● **PROMPT**
State only how many lines below include the string "name".

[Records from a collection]
┌──
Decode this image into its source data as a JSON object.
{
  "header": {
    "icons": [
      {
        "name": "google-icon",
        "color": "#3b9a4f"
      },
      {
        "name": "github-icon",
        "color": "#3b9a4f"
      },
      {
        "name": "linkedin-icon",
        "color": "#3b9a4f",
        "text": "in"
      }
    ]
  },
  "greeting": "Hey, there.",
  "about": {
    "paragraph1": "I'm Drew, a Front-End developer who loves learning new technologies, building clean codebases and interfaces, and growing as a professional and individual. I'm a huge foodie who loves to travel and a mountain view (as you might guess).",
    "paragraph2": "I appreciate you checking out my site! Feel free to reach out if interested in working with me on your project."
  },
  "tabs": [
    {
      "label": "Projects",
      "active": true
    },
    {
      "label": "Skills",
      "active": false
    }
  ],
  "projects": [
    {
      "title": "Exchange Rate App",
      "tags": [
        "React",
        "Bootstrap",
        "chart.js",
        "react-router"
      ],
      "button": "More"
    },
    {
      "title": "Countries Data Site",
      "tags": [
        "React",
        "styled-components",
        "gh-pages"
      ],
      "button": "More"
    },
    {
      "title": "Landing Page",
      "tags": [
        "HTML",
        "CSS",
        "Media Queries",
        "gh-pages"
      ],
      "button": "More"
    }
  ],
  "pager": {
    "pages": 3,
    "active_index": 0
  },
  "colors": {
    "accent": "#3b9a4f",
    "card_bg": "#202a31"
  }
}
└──
● **RESULT OF THE EXERCISE**
3